# [YOUR ASSIGNMENT]
In the records below, find each line holding the word "JSON" and copy it.

# [SUPPLIED ENTRIES]

- Opening Delimiter -

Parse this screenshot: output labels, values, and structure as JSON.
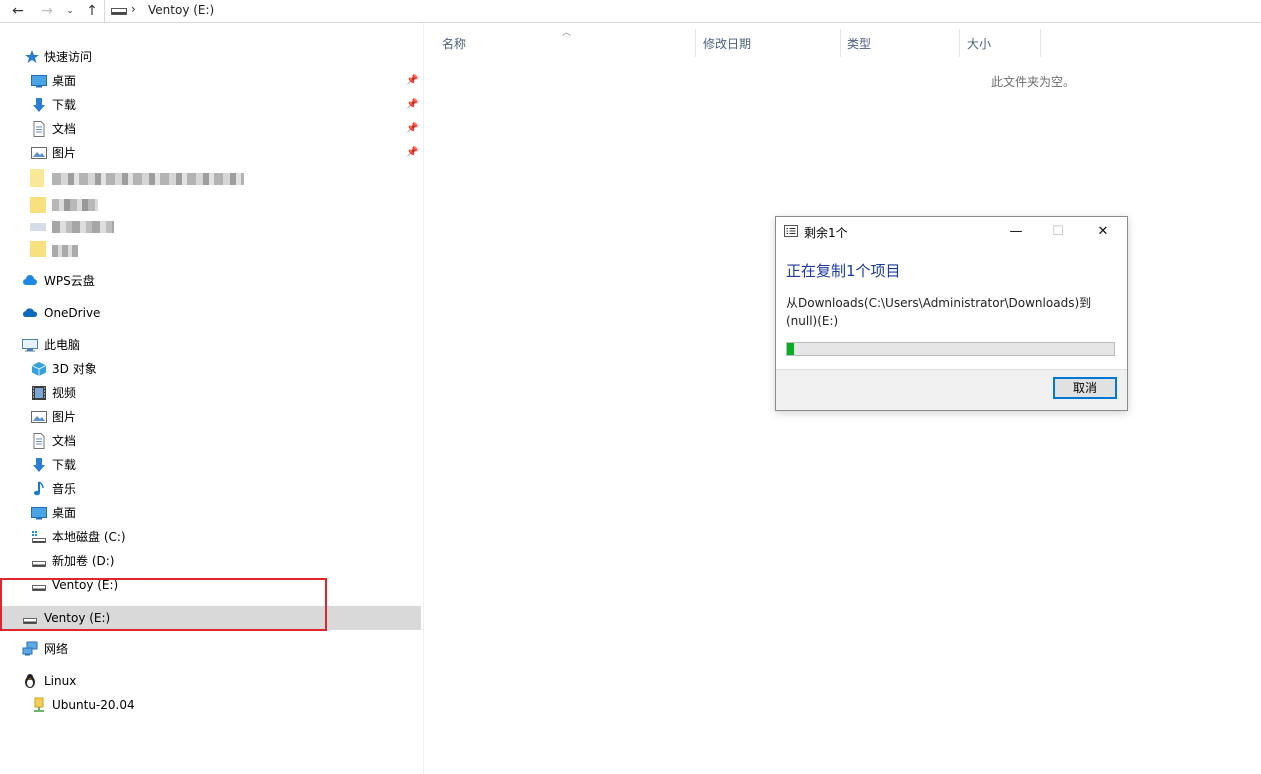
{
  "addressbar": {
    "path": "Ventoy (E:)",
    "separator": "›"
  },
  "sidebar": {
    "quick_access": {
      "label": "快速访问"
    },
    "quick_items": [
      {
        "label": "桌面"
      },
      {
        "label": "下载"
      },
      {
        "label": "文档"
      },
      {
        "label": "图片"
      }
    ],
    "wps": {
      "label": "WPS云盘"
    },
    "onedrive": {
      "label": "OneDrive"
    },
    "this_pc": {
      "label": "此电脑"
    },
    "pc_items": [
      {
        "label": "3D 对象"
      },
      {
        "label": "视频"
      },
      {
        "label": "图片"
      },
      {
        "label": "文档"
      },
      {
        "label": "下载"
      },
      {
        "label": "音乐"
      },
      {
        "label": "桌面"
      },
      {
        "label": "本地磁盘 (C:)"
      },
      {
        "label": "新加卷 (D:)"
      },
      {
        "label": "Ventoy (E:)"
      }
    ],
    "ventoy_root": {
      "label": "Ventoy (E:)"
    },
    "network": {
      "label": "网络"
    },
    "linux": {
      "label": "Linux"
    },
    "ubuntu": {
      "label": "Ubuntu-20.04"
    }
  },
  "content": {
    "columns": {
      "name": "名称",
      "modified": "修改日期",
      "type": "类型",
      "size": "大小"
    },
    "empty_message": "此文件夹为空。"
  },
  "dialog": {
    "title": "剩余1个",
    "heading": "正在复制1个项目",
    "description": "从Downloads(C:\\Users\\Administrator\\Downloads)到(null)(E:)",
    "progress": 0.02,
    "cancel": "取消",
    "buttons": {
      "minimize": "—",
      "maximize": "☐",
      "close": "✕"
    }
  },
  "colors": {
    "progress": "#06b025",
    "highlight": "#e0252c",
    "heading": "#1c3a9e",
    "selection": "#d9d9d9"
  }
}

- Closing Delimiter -
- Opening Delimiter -

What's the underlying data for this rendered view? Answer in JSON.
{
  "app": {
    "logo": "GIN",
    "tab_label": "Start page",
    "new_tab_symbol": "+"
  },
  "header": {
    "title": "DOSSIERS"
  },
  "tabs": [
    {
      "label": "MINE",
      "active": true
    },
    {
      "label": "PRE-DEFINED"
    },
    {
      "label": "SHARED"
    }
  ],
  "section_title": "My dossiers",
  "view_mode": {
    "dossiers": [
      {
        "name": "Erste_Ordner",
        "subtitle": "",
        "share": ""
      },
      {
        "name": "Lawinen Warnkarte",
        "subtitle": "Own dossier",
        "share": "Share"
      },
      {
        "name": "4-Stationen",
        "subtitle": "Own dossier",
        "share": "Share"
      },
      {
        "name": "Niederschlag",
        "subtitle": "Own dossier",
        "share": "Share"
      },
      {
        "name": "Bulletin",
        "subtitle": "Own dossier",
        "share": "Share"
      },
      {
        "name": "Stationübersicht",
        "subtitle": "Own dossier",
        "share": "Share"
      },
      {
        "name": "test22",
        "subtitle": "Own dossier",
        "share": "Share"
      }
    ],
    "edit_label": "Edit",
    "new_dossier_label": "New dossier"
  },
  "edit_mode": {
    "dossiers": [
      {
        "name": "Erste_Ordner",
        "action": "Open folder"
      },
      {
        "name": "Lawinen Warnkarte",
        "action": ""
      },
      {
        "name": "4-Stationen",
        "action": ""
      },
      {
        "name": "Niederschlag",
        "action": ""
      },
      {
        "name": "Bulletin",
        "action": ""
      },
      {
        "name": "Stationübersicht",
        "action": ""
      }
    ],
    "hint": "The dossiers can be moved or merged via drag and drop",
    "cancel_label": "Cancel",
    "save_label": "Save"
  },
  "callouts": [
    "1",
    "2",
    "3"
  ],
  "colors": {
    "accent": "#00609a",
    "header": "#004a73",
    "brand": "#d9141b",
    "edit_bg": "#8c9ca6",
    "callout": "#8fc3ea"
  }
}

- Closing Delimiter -

# [EXERCISE ANSWER]
Parse this screenshot: output labels, values, and structure as JSON.
What's the underlying data for this rendered view? Answer in JSON.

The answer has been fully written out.